Did he like that? What do you think?

Do you think I care if I'm a millionaire? No... what hurts me is the cruelty toward me... I'm only trying to do the best at what I feel. All this garbage I see, they praise. And me, they seem to love to deride me.

If there were nothing else, just those few sad, beautiful words, playing in my head on endless loop, would be enough to ensure I reserved my ire and disinterest solely for the corporate cogs turning out their soulless, narcotic multiplex fodder - never for the work of characters like Ray Dennis Steckler or Ted V. Mikels, producing instantly identifiable, genuinely unique and constantly surprising and unconventional cinema on nickels and dimes.
Without Vale and Juno, I would have known Steckler, for instance, only through the Medved prism: as the creator of two of the ‘worst film titles of all time’: The Incredibly Strange Creatures Who Stopped Living and Became Mixed-Up Zombies and Rat Pfink a Boo Boo. Nothing in their writings would have inspired me to look deeper into the man’s work, and thus to the discovery that he is one of the greatest alternative artists of film history whose works – those two cited especially – have provided me with a decade or two of endless and intense stimulation. (And to glaze the turd: they’re actually great titles too. The worst film title of all time, I think you’ll find, is The Silence of the Lambs.)

I do know - and mean no personal offfence to - people who like Mystery Science Theater, but truly and unapologetically, I wish they didn't. I wish they didn't warm to its tone, to its cynicism, its meanness, its unreflective endorsement of arbitrary and limiting notions of cultural value.
The trouble is that they would (and probably will) read this and protest that their love of MST is in no way incompatible with a genuine respect for Ed Wood and his peers. Some of them might even tell me to get the bug out of my ass, stop applying exactly the kind of sweeping cultural judgements I affect to decry, and lighten up a bit.
But I've gone round and round these issues now for twenty-five years, and I can't see the logic of any position but my own. And if they tell me they can love Wood and Lewis and Steckler and 1950s horror, and MST at the same time, I can't really believe them.
I just can't believe them.


Mykal said...

Matthew: You put it perfectly, over and over. I don't believe them, either. You cannot appreciate the snotty, juvenile, ridiculing approach to film ala MST and actually love the films of Wood and his brethren at the same time ("God, I just love those films" means, in reality, I feel so smart when I laugh at them). If anything, I have become even more hate filled toward MST and their despicable ilk.

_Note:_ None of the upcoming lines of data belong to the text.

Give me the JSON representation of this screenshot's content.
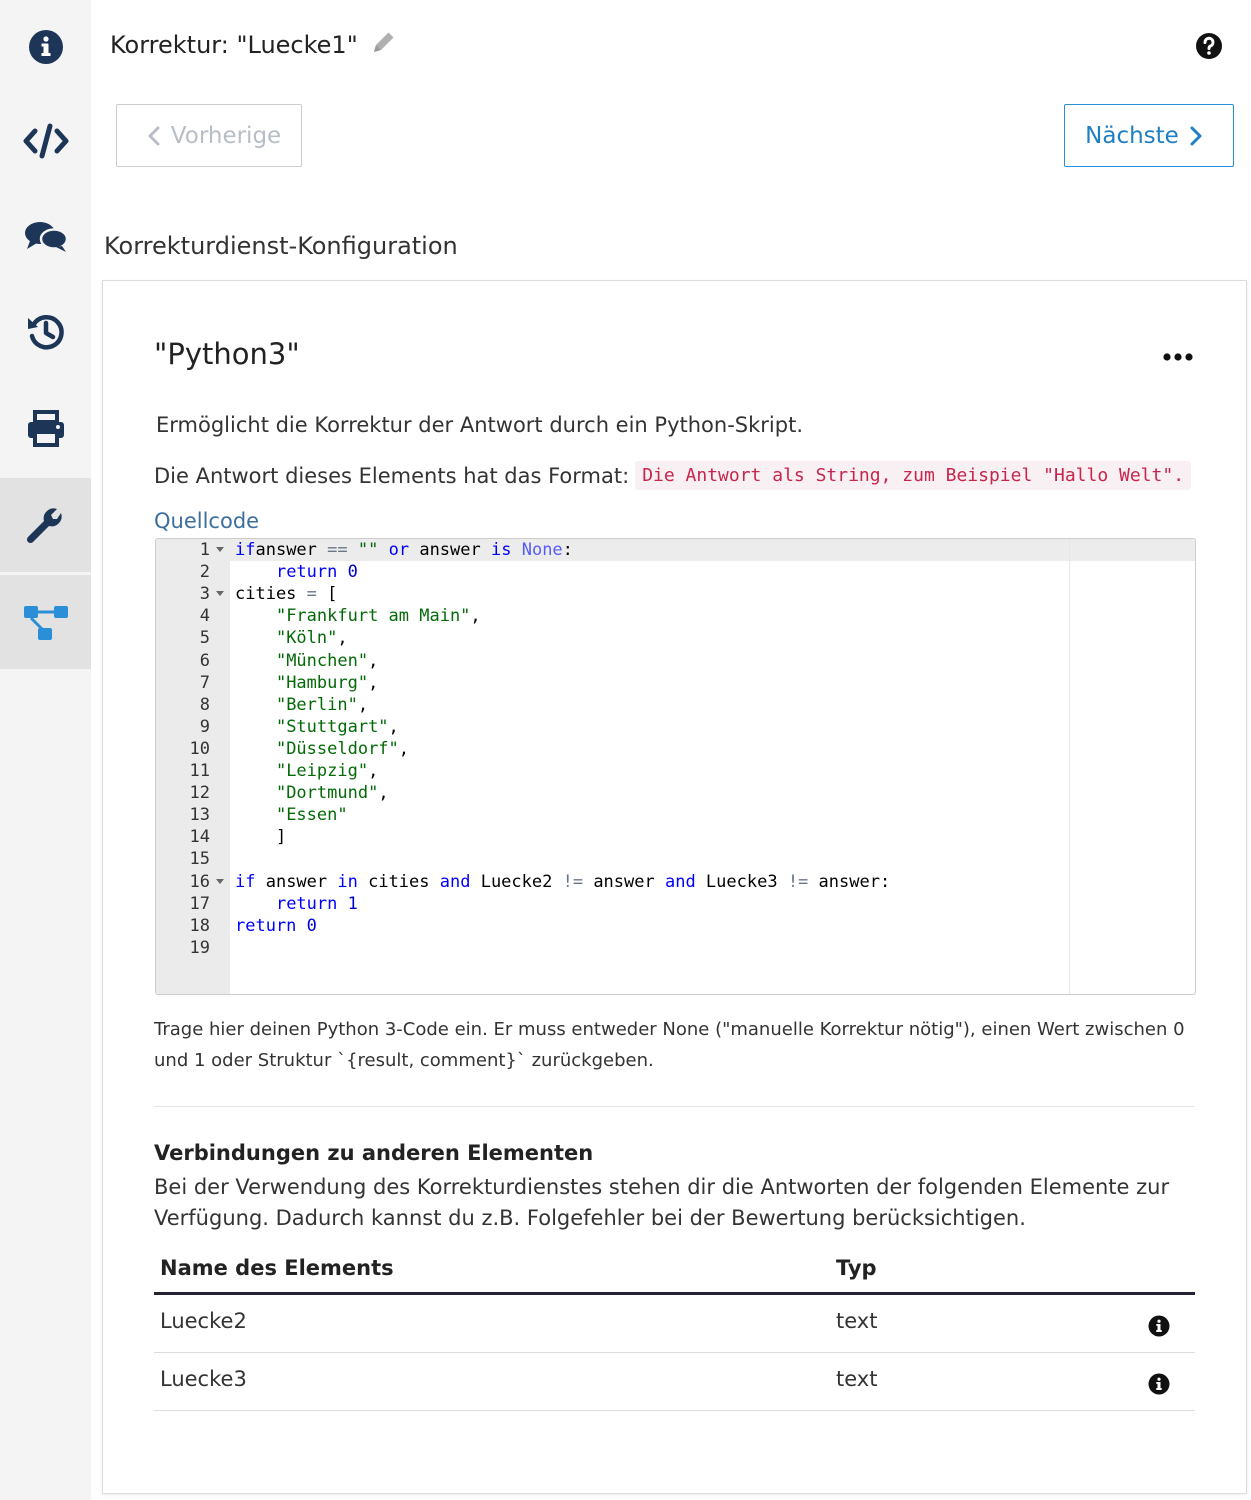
{
  "sidebar": {
    "items": [
      {
        "icon": "info-icon"
      },
      {
        "icon": "code-icon"
      },
      {
        "icon": "comments-icon"
      },
      {
        "icon": "history-icon"
      },
      {
        "icon": "print-icon"
      },
      {
        "icon": "wrench-icon"
      },
      {
        "icon": "sitemap-icon"
      }
    ],
    "active_color": "#e2e2e2",
    "icon_color": "#1d3557",
    "accent": "#2a8fd6"
  },
  "header": {
    "title": "Korrektur: \"Luecke1\"",
    "help_icon": "question-circle-icon",
    "edit_icon": "pencil-icon"
  },
  "nav": {
    "prev_label": "Vorherige",
    "next_label": "Nächste"
  },
  "section_title": "Korrekturdienst-Konfiguration",
  "card": {
    "title": "\"Python3\"",
    "menu_icon": "ellipsis-icon",
    "description": "Ermöglicht die Korrektur der Antwort durch ein Python-Skript.",
    "format_label": "Die Antwort dieses Elements hat das Format:",
    "format_value": "Die Antwort als String, zum Beispiel \"Hallo Welt\".",
    "code_label": "Quellcode",
    "help_text": "Trage hier deinen Python 3-Code ein. Er muss entweder None (\"manuelle Korrektur nötig\"), einen Wert zwischen 0 und 1 oder Struktur `{result, comment}` zurückgeben.",
    "connections_title": "Verbindungen zu anderen Elementen",
    "connections_desc": "Bei der Verwendung des Korrekturdienstes stehen dir die Antworten der folgenden Elemente zur Verfügung. Dadurch kannst du z.B. Folgefehler bei der Bewertung berücksichtigen.",
    "table": {
      "headers": [
        "Name des Elements",
        "Typ"
      ],
      "rows": [
        {
          "name": "Luecke2",
          "type": "text"
        },
        {
          "name": "Luecke3",
          "type": "text"
        }
      ]
    }
  },
  "code_lines": [
    {
      "n": "1",
      "fold": true,
      "tokens": [
        [
          "kw",
          "if"
        ],
        [
          "",
          "answer "
        ],
        [
          "op",
          "=="
        ],
        [
          "",
          " "
        ],
        [
          "str",
          "\"\""
        ],
        [
          "",
          " "
        ],
        [
          "kw",
          "or"
        ],
        [
          "",
          " answer "
        ],
        [
          "kw",
          "is"
        ],
        [
          "",
          " "
        ],
        [
          "cn",
          "None"
        ],
        [
          "",
          ":"
        ]
      ]
    },
    {
      "n": "2",
      "fold": false,
      "tokens": [
        [
          "",
          "    "
        ],
        [
          "kw",
          "return"
        ],
        [
          "",
          " "
        ],
        [
          "num",
          "0"
        ]
      ]
    },
    {
      "n": "3",
      "fold": true,
      "tokens": [
        [
          "",
          "cities "
        ],
        [
          "op",
          "="
        ],
        [
          "",
          " ["
        ]
      ]
    },
    {
      "n": "4",
      "fold": false,
      "tokens": [
        [
          "",
          "    "
        ],
        [
          "str",
          "\"Frankfurt am Main\""
        ],
        [
          "",
          ","
        ]
      ]
    },
    {
      "n": "5",
      "fold": false,
      "tokens": [
        [
          "",
          "    "
        ],
        [
          "str",
          "\"Köln\""
        ],
        [
          "",
          ","
        ]
      ]
    },
    {
      "n": "6",
      "fold": false,
      "tokens": [
        [
          "",
          "    "
        ],
        [
          "str",
          "\"München\""
        ],
        [
          "",
          ","
        ]
      ]
    },
    {
      "n": "7",
      "fold": false,
      "tokens": [
        [
          "",
          "    "
        ],
        [
          "str",
          "\"Hamburg\""
        ],
        [
          "",
          ","
        ]
      ]
    },
    {
      "n": "8",
      "fold": false,
      "tokens": [
        [
          "",
          "    "
        ],
        [
          "str",
          "\"Berlin\""
        ],
        [
          "",
          ","
        ]
      ]
    },
    {
      "n": "9",
      "fold": false,
      "tokens": [
        [
          "",
          "    "
        ],
        [
          "str",
          "\"Stuttgart\""
        ],
        [
          "",
          ","
        ]
      ]
    },
    {
      "n": "10",
      "fold": false,
      "tokens": [
        [
          "",
          "    "
        ],
        [
          "str",
          "\"Düsseldorf\""
        ],
        [
          "",
          ","
        ]
      ]
    },
    {
      "n": "11",
      "fold": false,
      "tokens": [
        [
          "",
          "    "
        ],
        [
          "str",
          "\"Leipzig\""
        ],
        [
          "",
          ","
        ]
      ]
    },
    {
      "n": "12",
      "fold": false,
      "tokens": [
        [
          "",
          "    "
        ],
        [
          "str",
          "\"Dortmund\""
        ],
        [
          "",
          ","
        ]
      ]
    },
    {
      "n": "13",
      "fold": false,
      "tokens": [
        [
          "",
          "    "
        ],
        [
          "str",
          "\"Essen\""
        ]
      ]
    },
    {
      "n": "14",
      "fold": false,
      "tokens": [
        [
          "",
          "    ]"
        ]
      ]
    },
    {
      "n": "15",
      "fold": false,
      "tokens": []
    },
    {
      "n": "16",
      "fold": true,
      "tokens": [
        [
          "kw",
          "if"
        ],
        [
          "",
          " answer "
        ],
        [
          "kw",
          "in"
        ],
        [
          "",
          " cities "
        ],
        [
          "kw",
          "and"
        ],
        [
          "",
          " Luecke2 "
        ],
        [
          "op",
          "!="
        ],
        [
          "",
          " answer "
        ],
        [
          "kw",
          "and"
        ],
        [
          "",
          " Luecke3 "
        ],
        [
          "op",
          "!="
        ],
        [
          "",
          " answer:"
        ]
      ]
    },
    {
      "n": "17",
      "fold": false,
      "tokens": [
        [
          "",
          "    "
        ],
        [
          "kw",
          "return"
        ],
        [
          "",
          " "
        ],
        [
          "num",
          "1"
        ]
      ]
    },
    {
      "n": "18",
      "fold": false,
      "tokens": [
        [
          "kw",
          "return"
        ],
        [
          "",
          " "
        ],
        [
          "num",
          "0"
        ]
      ]
    },
    {
      "n": "19",
      "fold": false,
      "tokens": []
    }
  ]
}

I honestly wish I had not learned of Wood's words, quoted in your post, regarding the parasitic Medveds. I have always imagined his brave, wan smile and tragic eyes when hearing about the award. Now I will hear his words, as you do, on an endless loop. All so a couple of heartless kids could imagine themselves clever.

Wood was a better human being, and a better artist, then either shit heel Michael or Harry; yet Wood had to carry their rat tittering to his grave. Fuck them.

As you observe, the Medveds, MST, etc. corrupt the worth of the films they ridicule, poisoning the well with their bile forever.

"I'm only trying to do the best at what I feel." What a perfect epitaph for Wood. He may not have been a good film maker, but he was an incredible man and artist.

Thanks for this, Matthew.

Matthew Coniam said...

Great to hear from you again, Mykal. It's been too long, my friend.
And here's to a cinematic world where imagination reigns supreme and without apology!

Mykal said...

PS: I ordered the Vale/Juno book. How did I not know of this before? It sounds like a godsend. Thanks again.